• [What needs to be done]
Give the number of lines in these entries that contain "title", and nothing more.

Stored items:

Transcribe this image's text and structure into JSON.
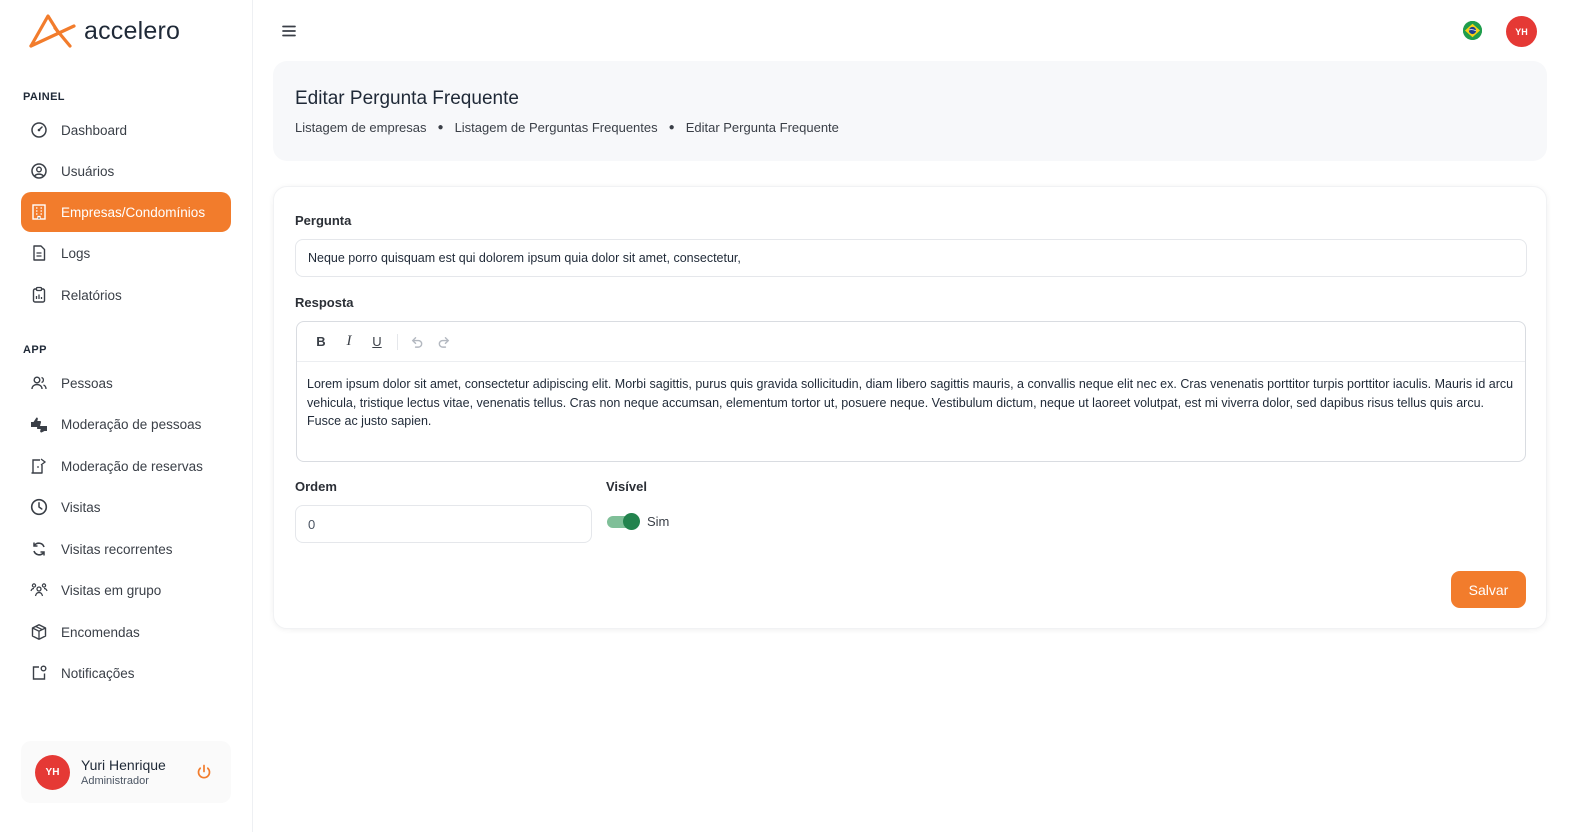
{
  "brand": {
    "name": "accelero",
    "accent": "#f27c2c"
  },
  "sidebar": {
    "sections": [
      {
        "title": "PAINEL"
      },
      {
        "title": "APP"
      }
    ],
    "items": [
      {
        "label": "Dashboard",
        "icon": "dashboard-gauge-icon",
        "active": false
      },
      {
        "label": "Usuários",
        "icon": "user-circle-icon",
        "active": false
      },
      {
        "label": "Empresas/Condomínios",
        "icon": "building-icon",
        "active": true
      },
      {
        "label": "Logs",
        "icon": "document-icon",
        "active": false
      },
      {
        "label": "Relatórios",
        "icon": "clipboard-icon",
        "active": false
      },
      {
        "label": "Pessoas",
        "icon": "people-icon",
        "active": false
      },
      {
        "label": "Moderação de pessoas",
        "icon": "thumbs-icon",
        "active": false
      },
      {
        "label": "Moderação de reservas",
        "icon": "door-icon",
        "active": false
      },
      {
        "label": "Visitas",
        "icon": "clock-icon",
        "active": false
      },
      {
        "label": "Visitas recorrentes",
        "icon": "refresh-icon",
        "active": false
      },
      {
        "label": "Visitas em grupo",
        "icon": "group-icon",
        "active": false
      },
      {
        "label": "Encomendas",
        "icon": "package-icon",
        "active": false
      },
      {
        "label": "Notificações",
        "icon": "notification-icon",
        "active": false
      }
    ]
  },
  "user": {
    "initials": "YH",
    "name": "Yuri Henrique",
    "role": "Administrador"
  },
  "topbar": {
    "avatar_initials": "YH",
    "language_flag": "brazil-flag-icon"
  },
  "header": {
    "title": "Editar Pergunta Frequente",
    "breadcrumb": [
      "Listagem de empresas",
      "Listagem de Perguntas Frequentes",
      "Editar Pergunta Frequente"
    ]
  },
  "form": {
    "question_label": "Pergunta",
    "question_value": "Neque porro quisquam est qui dolorem ipsum quia dolor sit amet, consectetur,",
    "answer_label": "Resposta",
    "answer_toolbar": {
      "bold": "B",
      "italic": "I",
      "underline": "U"
    },
    "answer_value": "Lorem ipsum dolor sit amet, consectetur adipiscing elit. Morbi sagittis, purus quis gravida sollicitudin, diam libero sagittis mauris, a convallis neque elit nec ex. Cras venenatis porttitor turpis porttitor iaculis. Mauris id arcu vehicula, tristique lectus vitae, venenatis tellus. Cras non neque accumsan, elementum tortor ut, posuere neque. Vestibulum dictum, neque ut laoreet volutpat, est mi viverra dolor, sed dapibus risus tellus quis arcu. Fusce ac justo sapien.",
    "order_label": "Ordem",
    "order_value": "0",
    "visible_label": "Visível",
    "visible_value": true,
    "visible_text": "Sim",
    "save_label": "Salvar"
  }
}
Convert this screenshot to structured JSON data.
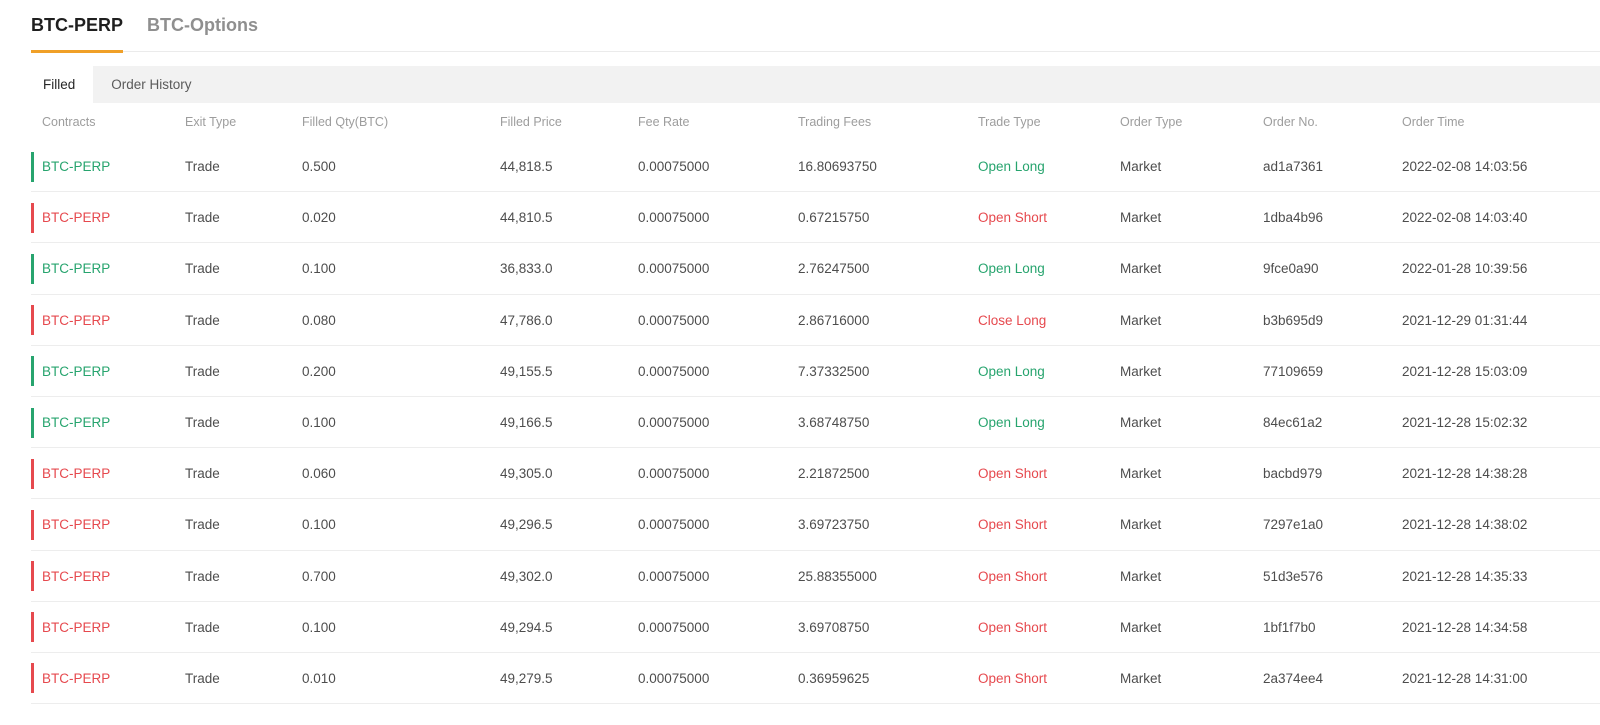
{
  "page": {
    "primary_tabs": [
      {
        "label": "BTC-PERP",
        "active": true
      },
      {
        "label": "BTC-Options",
        "active": false
      }
    ],
    "secondary_tabs": [
      {
        "label": "Filled",
        "active": true
      },
      {
        "label": "Order History",
        "active": false
      }
    ]
  },
  "colors": {
    "accent_orange": "#f0a028",
    "long_green": "#27a46e",
    "short_red": "#e6494e"
  },
  "table": {
    "columns": [
      "Contracts",
      "Exit Type",
      "Filled Qty(BTC)",
      "Filled Price",
      "Fee Rate",
      "Trading Fees",
      "Trade Type",
      "Order Type",
      "Order No.",
      "Order Time"
    ],
    "rows": [
      {
        "side": "buy",
        "contract": "BTC-PERP",
        "exit_type": "Trade",
        "filled_qty": "0.500",
        "filled_price": "44,818.5",
        "fee_rate": "0.00075000",
        "trading_fees": "16.80693750",
        "trade_type": "Open Long",
        "order_type": "Market",
        "order_no": "ad1a7361",
        "order_time": "2022-02-08 14:03:56"
      },
      {
        "side": "sell",
        "contract": "BTC-PERP",
        "exit_type": "Trade",
        "filled_qty": "0.020",
        "filled_price": "44,810.5",
        "fee_rate": "0.00075000",
        "trading_fees": "0.67215750",
        "trade_type": "Open Short",
        "order_type": "Market",
        "order_no": "1dba4b96",
        "order_time": "2022-02-08 14:03:40"
      },
      {
        "side": "buy",
        "contract": "BTC-PERP",
        "exit_type": "Trade",
        "filled_qty": "0.100",
        "filled_price": "36,833.0",
        "fee_rate": "0.00075000",
        "trading_fees": "2.76247500",
        "trade_type": "Open Long",
        "order_type": "Market",
        "order_no": "9fce0a90",
        "order_time": "2022-01-28 10:39:56"
      },
      {
        "side": "sell",
        "contract": "BTC-PERP",
        "exit_type": "Trade",
        "filled_qty": "0.080",
        "filled_price": "47,786.0",
        "fee_rate": "0.00075000",
        "trading_fees": "2.86716000",
        "trade_type": "Close Long",
        "order_type": "Market",
        "order_no": "b3b695d9",
        "order_time": "2021-12-29 01:31:44"
      },
      {
        "side": "buy",
        "contract": "BTC-PERP",
        "exit_type": "Trade",
        "filled_qty": "0.200",
        "filled_price": "49,155.5",
        "fee_rate": "0.00075000",
        "trading_fees": "7.37332500",
        "trade_type": "Open Long",
        "order_type": "Market",
        "order_no": "77109659",
        "order_time": "2021-12-28 15:03:09"
      },
      {
        "side": "buy",
        "contract": "BTC-PERP",
        "exit_type": "Trade",
        "filled_qty": "0.100",
        "filled_price": "49,166.5",
        "fee_rate": "0.00075000",
        "trading_fees": "3.68748750",
        "trade_type": "Open Long",
        "order_type": "Market",
        "order_no": "84ec61a2",
        "order_time": "2021-12-28 15:02:32"
      },
      {
        "side": "sell",
        "contract": "BTC-PERP",
        "exit_type": "Trade",
        "filled_qty": "0.060",
        "filled_price": "49,305.0",
        "fee_rate": "0.00075000",
        "trading_fees": "2.21872500",
        "trade_type": "Open Short",
        "order_type": "Market",
        "order_no": "bacbd979",
        "order_time": "2021-12-28 14:38:28"
      },
      {
        "side": "sell",
        "contract": "BTC-PERP",
        "exit_type": "Trade",
        "filled_qty": "0.100",
        "filled_price": "49,296.5",
        "fee_rate": "0.00075000",
        "trading_fees": "3.69723750",
        "trade_type": "Open Short",
        "order_type": "Market",
        "order_no": "7297e1a0",
        "order_time": "2021-12-28 14:38:02"
      },
      {
        "side": "sell",
        "contract": "BTC-PERP",
        "exit_type": "Trade",
        "filled_qty": "0.700",
        "filled_price": "49,302.0",
        "fee_rate": "0.00075000",
        "trading_fees": "25.88355000",
        "trade_type": "Open Short",
        "order_type": "Market",
        "order_no": "51d3e576",
        "order_time": "2021-12-28 14:35:33"
      },
      {
        "side": "sell",
        "contract": "BTC-PERP",
        "exit_type": "Trade",
        "filled_qty": "0.100",
        "filled_price": "49,294.5",
        "fee_rate": "0.00075000",
        "trading_fees": "3.69708750",
        "trade_type": "Open Short",
        "order_type": "Market",
        "order_no": "1bf1f7b0",
        "order_time": "2021-12-28 14:34:58"
      },
      {
        "side": "sell",
        "contract": "BTC-PERP",
        "exit_type": "Trade",
        "filled_qty": "0.010",
        "filled_price": "49,279.5",
        "fee_rate": "0.00075000",
        "trading_fees": "0.36959625",
        "trade_type": "Open Short",
        "order_type": "Market",
        "order_no": "2a374ee4",
        "order_time": "2021-12-28 14:31:00"
      }
    ]
  }
}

• [Output for this exercise]
3